* _Goal of the exercise_: Go through the records and give the number of lines that include "icon", with nothing else.

* _Data to process_:
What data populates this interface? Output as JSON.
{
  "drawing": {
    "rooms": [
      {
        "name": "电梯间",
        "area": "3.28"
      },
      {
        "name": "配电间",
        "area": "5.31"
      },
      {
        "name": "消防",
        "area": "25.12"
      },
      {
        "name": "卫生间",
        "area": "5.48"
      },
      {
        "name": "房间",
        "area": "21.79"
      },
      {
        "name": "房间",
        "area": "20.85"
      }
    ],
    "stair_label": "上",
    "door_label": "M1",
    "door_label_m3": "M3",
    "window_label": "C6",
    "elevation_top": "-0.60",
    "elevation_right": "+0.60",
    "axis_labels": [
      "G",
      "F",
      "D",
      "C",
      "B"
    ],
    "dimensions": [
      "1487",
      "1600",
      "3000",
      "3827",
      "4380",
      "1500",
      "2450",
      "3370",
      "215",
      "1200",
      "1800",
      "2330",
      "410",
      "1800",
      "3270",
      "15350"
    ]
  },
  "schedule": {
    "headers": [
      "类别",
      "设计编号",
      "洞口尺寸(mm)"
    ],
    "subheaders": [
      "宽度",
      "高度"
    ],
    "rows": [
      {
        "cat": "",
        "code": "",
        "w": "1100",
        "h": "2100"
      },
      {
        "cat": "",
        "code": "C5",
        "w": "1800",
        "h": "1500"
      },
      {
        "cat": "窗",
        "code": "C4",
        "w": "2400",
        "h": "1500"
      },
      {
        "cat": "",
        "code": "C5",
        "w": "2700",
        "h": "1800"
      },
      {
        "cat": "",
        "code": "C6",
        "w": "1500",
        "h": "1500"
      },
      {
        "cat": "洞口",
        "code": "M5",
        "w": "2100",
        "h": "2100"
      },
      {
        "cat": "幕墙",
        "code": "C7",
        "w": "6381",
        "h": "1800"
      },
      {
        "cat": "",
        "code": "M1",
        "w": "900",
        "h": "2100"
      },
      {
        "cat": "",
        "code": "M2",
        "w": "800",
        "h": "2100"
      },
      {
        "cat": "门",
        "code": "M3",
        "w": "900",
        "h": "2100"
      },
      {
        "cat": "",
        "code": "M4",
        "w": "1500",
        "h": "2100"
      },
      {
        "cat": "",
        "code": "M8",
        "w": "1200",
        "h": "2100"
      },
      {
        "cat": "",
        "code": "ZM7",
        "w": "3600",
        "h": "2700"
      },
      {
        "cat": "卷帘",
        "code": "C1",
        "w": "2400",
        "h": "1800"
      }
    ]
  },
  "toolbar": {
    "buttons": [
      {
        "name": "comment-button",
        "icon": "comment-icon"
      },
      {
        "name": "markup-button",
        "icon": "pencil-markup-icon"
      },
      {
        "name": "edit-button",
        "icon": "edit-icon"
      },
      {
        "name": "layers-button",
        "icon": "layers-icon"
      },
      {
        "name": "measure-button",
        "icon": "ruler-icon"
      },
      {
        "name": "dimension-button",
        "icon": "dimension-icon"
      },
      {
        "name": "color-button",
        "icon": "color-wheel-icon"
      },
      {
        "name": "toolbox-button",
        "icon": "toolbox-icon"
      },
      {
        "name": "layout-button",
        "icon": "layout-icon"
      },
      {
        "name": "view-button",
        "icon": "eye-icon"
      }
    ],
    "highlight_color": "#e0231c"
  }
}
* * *
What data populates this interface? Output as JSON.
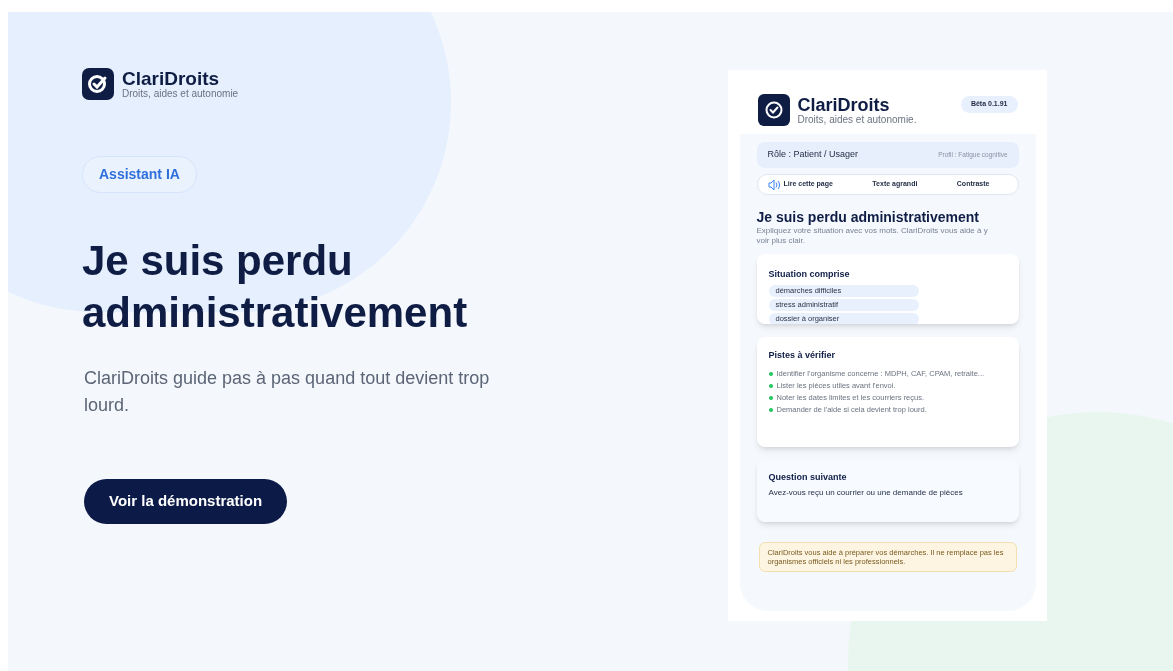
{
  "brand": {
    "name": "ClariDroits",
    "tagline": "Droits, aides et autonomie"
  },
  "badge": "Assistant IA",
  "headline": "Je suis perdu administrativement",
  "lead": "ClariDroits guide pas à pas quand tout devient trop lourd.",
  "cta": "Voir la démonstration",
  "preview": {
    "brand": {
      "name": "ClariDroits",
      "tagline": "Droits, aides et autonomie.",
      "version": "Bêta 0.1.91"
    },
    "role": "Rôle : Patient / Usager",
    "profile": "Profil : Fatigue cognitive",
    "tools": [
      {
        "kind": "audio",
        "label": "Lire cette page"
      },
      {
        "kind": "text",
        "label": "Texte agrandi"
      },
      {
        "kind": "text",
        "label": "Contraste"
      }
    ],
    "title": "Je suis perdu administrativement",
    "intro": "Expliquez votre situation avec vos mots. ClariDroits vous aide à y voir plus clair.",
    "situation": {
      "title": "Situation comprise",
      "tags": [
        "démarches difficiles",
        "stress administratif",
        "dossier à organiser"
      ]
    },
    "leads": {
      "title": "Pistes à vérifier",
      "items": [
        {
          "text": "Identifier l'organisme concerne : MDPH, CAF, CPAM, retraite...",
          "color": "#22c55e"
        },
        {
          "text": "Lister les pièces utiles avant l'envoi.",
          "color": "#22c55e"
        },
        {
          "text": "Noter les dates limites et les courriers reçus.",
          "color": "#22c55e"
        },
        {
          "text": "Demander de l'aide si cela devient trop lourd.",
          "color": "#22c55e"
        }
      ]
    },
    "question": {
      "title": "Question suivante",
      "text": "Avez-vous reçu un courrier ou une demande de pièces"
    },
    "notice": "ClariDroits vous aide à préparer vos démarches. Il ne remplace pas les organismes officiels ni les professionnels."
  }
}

* _Reply to the exercise_: 10